** Opening Supplied data block **

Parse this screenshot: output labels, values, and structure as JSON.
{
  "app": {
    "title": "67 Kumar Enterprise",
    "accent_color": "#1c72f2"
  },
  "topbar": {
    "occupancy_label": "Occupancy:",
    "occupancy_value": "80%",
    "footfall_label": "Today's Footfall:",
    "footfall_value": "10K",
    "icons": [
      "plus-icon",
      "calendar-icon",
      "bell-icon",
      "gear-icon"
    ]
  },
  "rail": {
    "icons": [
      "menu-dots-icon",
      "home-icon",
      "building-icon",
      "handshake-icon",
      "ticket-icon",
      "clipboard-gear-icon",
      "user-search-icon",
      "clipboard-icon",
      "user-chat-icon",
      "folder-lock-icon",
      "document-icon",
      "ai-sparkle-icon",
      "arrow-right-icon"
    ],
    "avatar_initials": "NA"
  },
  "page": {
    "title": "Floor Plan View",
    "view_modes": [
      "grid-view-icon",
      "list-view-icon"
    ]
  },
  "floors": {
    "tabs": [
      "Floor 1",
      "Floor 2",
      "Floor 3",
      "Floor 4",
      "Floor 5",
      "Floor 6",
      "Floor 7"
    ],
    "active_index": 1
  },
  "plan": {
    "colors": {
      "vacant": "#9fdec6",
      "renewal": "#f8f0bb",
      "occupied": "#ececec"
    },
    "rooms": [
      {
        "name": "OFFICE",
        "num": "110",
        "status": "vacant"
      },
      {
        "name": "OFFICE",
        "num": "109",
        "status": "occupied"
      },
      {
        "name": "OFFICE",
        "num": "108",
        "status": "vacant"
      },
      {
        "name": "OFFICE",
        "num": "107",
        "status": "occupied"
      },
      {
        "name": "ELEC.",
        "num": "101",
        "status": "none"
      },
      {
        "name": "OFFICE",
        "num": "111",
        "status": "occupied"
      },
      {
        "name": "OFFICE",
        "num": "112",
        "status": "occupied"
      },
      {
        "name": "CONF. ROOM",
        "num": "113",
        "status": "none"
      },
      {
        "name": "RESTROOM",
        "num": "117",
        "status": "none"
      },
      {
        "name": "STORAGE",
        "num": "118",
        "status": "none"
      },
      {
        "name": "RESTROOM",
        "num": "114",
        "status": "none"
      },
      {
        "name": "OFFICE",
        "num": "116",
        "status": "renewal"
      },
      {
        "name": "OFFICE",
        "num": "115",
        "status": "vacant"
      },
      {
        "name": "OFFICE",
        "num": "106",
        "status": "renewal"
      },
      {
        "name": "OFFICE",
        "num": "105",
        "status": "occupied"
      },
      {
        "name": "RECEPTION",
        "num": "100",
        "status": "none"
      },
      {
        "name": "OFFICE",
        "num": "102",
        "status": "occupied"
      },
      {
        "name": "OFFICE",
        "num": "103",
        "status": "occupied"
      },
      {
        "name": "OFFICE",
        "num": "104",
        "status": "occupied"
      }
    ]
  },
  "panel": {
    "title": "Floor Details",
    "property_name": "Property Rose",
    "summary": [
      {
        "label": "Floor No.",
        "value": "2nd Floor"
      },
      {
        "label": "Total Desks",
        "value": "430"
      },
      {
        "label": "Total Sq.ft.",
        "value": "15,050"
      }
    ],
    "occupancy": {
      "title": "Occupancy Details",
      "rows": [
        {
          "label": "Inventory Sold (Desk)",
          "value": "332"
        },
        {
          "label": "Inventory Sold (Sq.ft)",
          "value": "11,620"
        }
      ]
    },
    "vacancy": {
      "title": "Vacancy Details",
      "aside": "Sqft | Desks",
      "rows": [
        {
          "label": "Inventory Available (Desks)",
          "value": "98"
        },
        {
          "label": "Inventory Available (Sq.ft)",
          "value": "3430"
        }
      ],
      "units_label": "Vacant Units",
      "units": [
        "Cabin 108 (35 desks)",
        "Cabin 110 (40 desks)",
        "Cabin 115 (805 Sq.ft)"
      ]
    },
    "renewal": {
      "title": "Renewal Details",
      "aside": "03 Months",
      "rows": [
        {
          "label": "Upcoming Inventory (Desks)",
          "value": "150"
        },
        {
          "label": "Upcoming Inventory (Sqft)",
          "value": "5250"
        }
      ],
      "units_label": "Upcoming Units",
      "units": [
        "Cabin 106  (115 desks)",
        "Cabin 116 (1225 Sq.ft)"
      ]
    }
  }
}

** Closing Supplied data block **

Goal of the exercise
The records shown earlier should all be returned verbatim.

Solution
Parse this screenshot: output labels, values, and structure as JSON.
{
  "app": {
    "title": "67 Kumar Enterprise",
    "accent_color": "#1c72f2"
  },
  "topbar": {
    "occupancy_label": "Occupancy:",
    "occupancy_value": "80%",
    "footfall_label": "Today's Footfall:",
    "footfall_value": "10K",
    "icons": [
      "plus-icon",
      "calendar-icon",
      "bell-icon",
      "gear-icon"
    ]
  },
  "rail": {
    "icons": [
      "menu-dots-icon",
      "home-icon",
      "building-icon",
      "handshake-icon",
      "ticket-icon",
      "clipboard-gear-icon",
      "user-search-icon",
      "clipboard-icon",
      "user-chat-icon",
      "folder-lock-icon",
      "document-icon",
      "ai-sparkle-icon",
      "arrow-right-icon"
    ],
    "avatar_initials": "NA"
  },
  "page": {
    "title": "Floor Plan View",
    "view_modes": [
      "grid-view-icon",
      "list-view-icon"
    ]
  },
  "floors": {
    "tabs": [
      "Floor 1",
      "Floor 2",
      "Floor 3",
      "Floor 4",
      "Floor 5",
      "Floor 6",
      "Floor 7"
    ],
    "active_index": 1
  },
  "plan": {
    "colors": {
      "vacant": "#9fdec6",
      "renewal": "#f8f0bb",
      "occupied": "#ececec"
    },
    "rooms": [
      {
        "name": "OFFICE",
        "num": "110",
        "status": "vacant"
      },
      {
        "name": "OFFICE",
        "num": "109",
        "status": "occupied"
      },
      {
        "name": "OFFICE",
        "num": "108",
        "status": "vacant"
      },
      {
        "name": "OFFICE",
        "num": "107",
        "status": "occupied"
      },
      {
        "name": "ELEC.",
        "num": "101",
        "status": "none"
      },
      {
        "name": "OFFICE",
        "num": "111",
        "status": "occupied"
      },
      {
        "name": "OFFICE",
        "num": "112",
        "status": "occupied"
      },
      {
        "name": "CONF. ROOM",
        "num": "113",
        "status": "none"
      },
      {
        "name": "RESTROOM",
        "num": "117",
        "status": "none"
      },
      {
        "name": "STORAGE",
        "num": "118",
        "status": "none"
      },
      {
        "name": "RESTROOM",
        "num": "114",
        "status": "none"
      },
      {
        "name": "OFFICE",
        "num": "116",
        "status": "renewal"
      },
      {
        "name": "OFFICE",
        "num": "115",
        "status": "vacant"
      },
      {
        "name": "OFFICE",
        "num": "106",
        "status": "renewal"
      },
      {
        "name": "OFFICE",
        "num": "105",
        "status": "occupied"
      },
      {
        "name": "RECEPTION",
        "num": "100",
        "status": "none"
      },
      {
        "name": "OFFICE",
        "num": "102",
        "status": "occupied"
      },
      {
        "name": "OFFICE",
        "num": "103",
        "status": "occupied"
      },
      {
        "name": "OFFICE",
        "num": "104",
        "status": "occupied"
      }
    ]
  },
  "panel": {
    "title": "Floor Details",
    "property_name": "Property Rose",
    "summary": [
      {
        "label": "Floor No.",
        "value": "2nd Floor"
      },
      {
        "label": "Total Desks",
        "value": "430"
      },
      {
        "label": "Total Sq.ft.",
        "value": "15,050"
      }
    ],
    "occupancy": {
      "title": "Occupancy Details",
      "rows": [
        {
          "label": "Inventory Sold (Desk)",
          "value": "332"
        },
        {
          "label": "Inventory Sold (Sq.ft)",
          "value": "11,620"
        }
      ]
    },
    "vacancy": {
      "title": "Vacancy Details",
      "aside": "Sqft | Desks",
      "rows": [
        {
          "label": "Inventory Available (Desks)",
          "value": "98"
        },
        {
          "label": "Inventory Available (Sq.ft)",
          "value": "3430"
        }
      ],
      "units_label": "Vacant Units",
      "units": [
        "Cabin 108 (35 desks)",
        "Cabin 110 (40 desks)",
        "Cabin 115 (805 Sq.ft)"
      ]
    },
    "renewal": {
      "title": "Renewal Details",
      "aside": "03 Months",
      "rows": [
        {
          "label": "Upcoming Inventory (Desks)",
          "value": "150"
        },
        {
          "label": "Upcoming Inventory (Sqft)",
          "value": "5250"
        }
      ],
      "units_label": "Upcoming Units",
      "units": [
        "Cabin 106  (115 desks)",
        "Cabin 116 (1225 Sq.ft)"
      ]
    }
  }
}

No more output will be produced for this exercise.